TODAY: Kremlin-friendly French presidential candidate Marine LePen through to second round; Washington says it will step up investigation into Trump’s Russia ties; allegations into Medvedev corruption will not be subject to probe; OSCE monitor killed in Ukraine; Moscow denounces it as ‘provocation’; Reuters loses deal over hacking expose; who is behind anti-Navalny campaign? Navalny, of course, says the Kremlin.
The Kremlin’s preferred candidate in the French presidential election, Marine Le Pen of the Front National, to whom the Kremlin allegedly donated funds, has made it through to the second round of the contest, amid widespread allegations of a ‘very overt effort’ on the part of Moscow to interfere in the election race. The favourite to win the election, Emmanuel Macron, however, could be considered the least Kremlin-friendly option of the five leading candidates, according to this report. That said, ‘Emmanuel Macron can hardly be considered a Russia hawk’, argues one analyst probing Russian influence. Denmark’s defence minister has told the press that Russia has hacked the country’s defence sector, gaining access to employees’ emails in 2015 and 2016. In the U.S., the House Intelligence Committee is apparently intensifying its research into Russian interference in last year’s U.S. election, which is just as well, argues this article, as currently the investigation has not a single full time employee.
An American OSCE monitor has been killed in Ukraine’s Donbass region, following a mine explosion – an incident which, to the mind of the foreign ministry, indicates ‘a high probability of a provocation geared at breaking down the settlement process‘. U.S. Secretary of State Rex Tillerson has told Ukrainian President Petro Poroshenko that Moscow’s actions in eastern Ukraine remain an impediment to improved U.S.-Russian ties. According to a new survey, with expenditure of $69.2 billion in 2016, Russia ranks third on the list of the world’s biggest defence spenders for that period. Although the economy has recovered successfully from the recession, new data suggests that investment in Russia is sluggish.

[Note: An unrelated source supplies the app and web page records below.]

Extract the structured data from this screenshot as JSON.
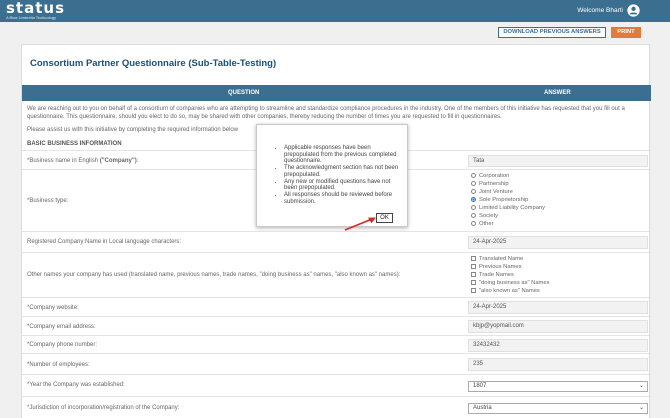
{
  "header": {
    "logo_text": "status",
    "logo_tagline": "A Blue Umbrella Technology",
    "welcome_text": "Welcome Bharti"
  },
  "toolbar": {
    "download_label": "DOWNLOAD PREVIOUS ANSWERS",
    "print_label": "PRINT"
  },
  "page": {
    "title": "Consortium Partner Questionnaire (Sub-Table-Testing)",
    "col_question": "QUESTION",
    "col_answer": "ANSWER",
    "intro": "We are reaching out to you on behalf of a consortium of companies who are attempting to streamline and standardize compliance procedures in the industry. One of the members of this initiative has requested that you fill out a questionnaire. This questionnaire, should you elect to do so, may be shared with other companies, thereby reducing the number of times you are requested to fill in questionnaires.",
    "assist": "Please assist us with this initiative by completing the required information below",
    "section": "BASIC BUSINESS INFORMATION"
  },
  "form": {
    "business_name_label": "*Business name in English",
    "business_name_suffix": "(\"Company\")",
    "business_name_value": "Tata",
    "business_type_label": "*Business type:",
    "business_type_options": [
      "Corporation",
      "Partnership",
      "Joint Venture",
      "Sole Proprietorship",
      "Limited Liability Company",
      "Society",
      "Other"
    ],
    "business_type_selected": "Sole Proprietorship",
    "local_name_label": "Registered Company Name in Local language characters:",
    "local_name_value": "24-Apr-2025",
    "other_names_label": "Other names your company has used (translated name, previous names, trade names, \"doing business as\" names, \"also known as\" names):",
    "other_names_options": [
      "Translated Name",
      "Previous Names",
      "Trade Names",
      "\"doing business as\" Names",
      "\"also known as\" Names"
    ],
    "website_label": "*Company website:",
    "website_value": "24-Apr-2025",
    "email_label": "*Company email address:",
    "email_value": "kbjp@yopmail.com",
    "phone_label": "*Company phone number:",
    "phone_value": "32432432",
    "employees_label": "*Number of employees:",
    "employees_value": "235",
    "year_label": "*Year the Company was established:",
    "year_value": "1807",
    "jurisdiction_label": "*Jurisdiction of incorporation/registration of the Company:",
    "jurisdiction_value": "Austria"
  },
  "modal": {
    "items": [
      "Applicable responses have been prepopulated from the previous completed questionnaire.",
      "The acknowledgment section has not been prepopulated.",
      "Any new or modified questions have not been prepopulated.",
      "All responses should be reviewed before submission."
    ],
    "ok_label": "OK"
  },
  "colors": {
    "header_bg": "#3b6e8f",
    "title": "#1f4f72",
    "print_button": "#e07b39",
    "arrow": "#d62828"
  }
}
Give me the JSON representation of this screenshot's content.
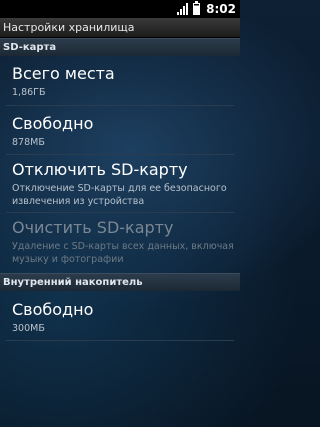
{
  "status_bar": {
    "time": "8:02",
    "icons": [
      "signal-icon",
      "battery-icon"
    ]
  },
  "title_bar": {
    "title": "Настройки хранилища"
  },
  "sections": [
    {
      "header": "SD-карта",
      "items": [
        {
          "title": "Всего места",
          "value": "1,86ГБ"
        },
        {
          "title": "Свободно",
          "value": "878МБ"
        },
        {
          "title": "Отключить SD-карту",
          "description": "Отключение SD-карты для ее безопасного извлечения из устройства"
        },
        {
          "title": "Очистить SD-карту",
          "description": "Удаление с SD-карты всех данных, включая музыку и фотографии",
          "disabled": true
        }
      ]
    },
    {
      "header": "Внутренний накопитель",
      "items": [
        {
          "title": "Свободно",
          "value": "300МБ"
        }
      ]
    }
  ]
}
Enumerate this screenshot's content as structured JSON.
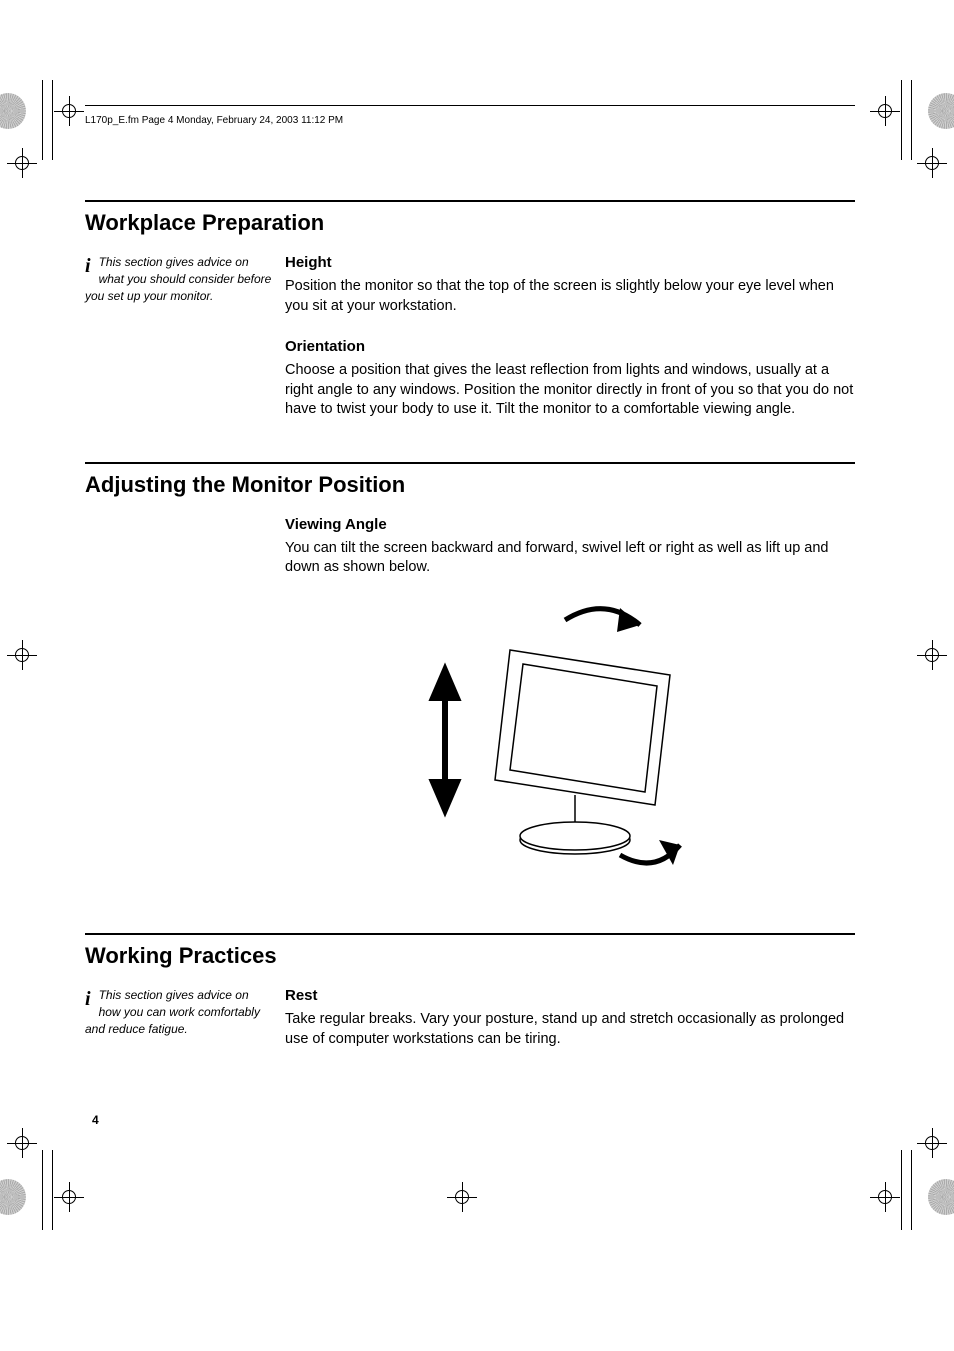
{
  "header": {
    "running_head": "L170p_E.fm  Page 4  Monday, February 24, 2003  11:12 PM"
  },
  "sections": {
    "workplace": {
      "title": "Workplace Preparation",
      "sidebar": "This section gives advice on what you should consider before you set up your monitor.",
      "sub1": {
        "heading": "Height",
        "body": "Position the monitor so that the top of the screen is slightly below your eye level when you sit at your workstation."
      },
      "sub2": {
        "heading": "Orientation",
        "body": "Choose a position that gives the least reflection from lights and windows, usually at a right angle to any windows. Position the monitor directly in front of you so that you do not have to twist your body to use it. Tilt the monitor to a comfortable viewing angle."
      }
    },
    "adjusting": {
      "title": "Adjusting the Monitor Position",
      "sub1": {
        "heading": "Viewing Angle",
        "body": "You can tilt the screen backward and forward, swivel left or right as well as lift up and down as shown below."
      }
    },
    "working": {
      "title": "Working Practices",
      "sidebar": "This section gives advice on how you can work comfortably and reduce fatigue.",
      "sub1": {
        "heading": "Rest",
        "body": "Take regular breaks. Vary your posture, stand up and stretch occasionally as prolonged use of computer workstations can be tiring."
      }
    }
  },
  "page_number": "4"
}
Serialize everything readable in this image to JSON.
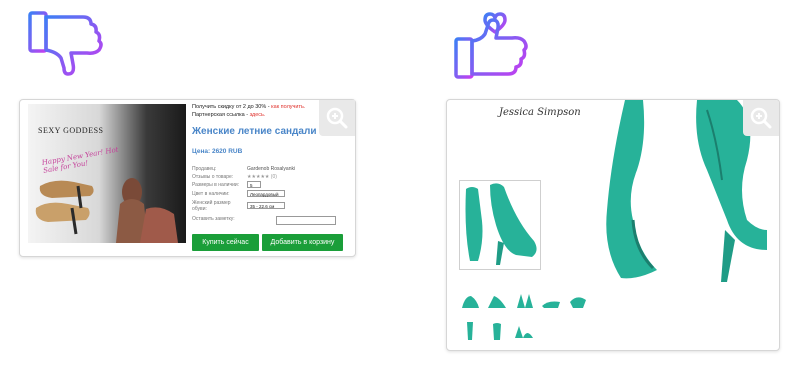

News agency Reuters is paying for its decision to publish its expose on Russian interference in the U.S. election – Kremlin-owned news outlet Rossiya Segodnya will not go through with a major deal to buy Reuters’ video content from May this year. The Federal Investigative Committee has formally declined to investigate allegations by Alexei Navalny’s Anti-Corruption Foundation that Prime Minister Dmitry Medvedev is the beneficiary of a vast property empire funded by graft. Defying all logic, the Kremlin says that a new campaign designed to tarnish Navalny’s reputation (most notably by providing a Youtube video which compares him to Hitler) might have been launched by the man himself. The aforementioned video has now been taken down.
PHOTO: Vladimir Putin, Rossiya Segodnya director-general Dmitry Kiselyov, and editor-in-chief of RT (Russia Today) Margarita Simonyan walk during a visit to Rossiya Segodnya in Moscow, June 7, 2016. (Mikhail Klimentyev / Sputnik, Kremlin Pool Photo via AP)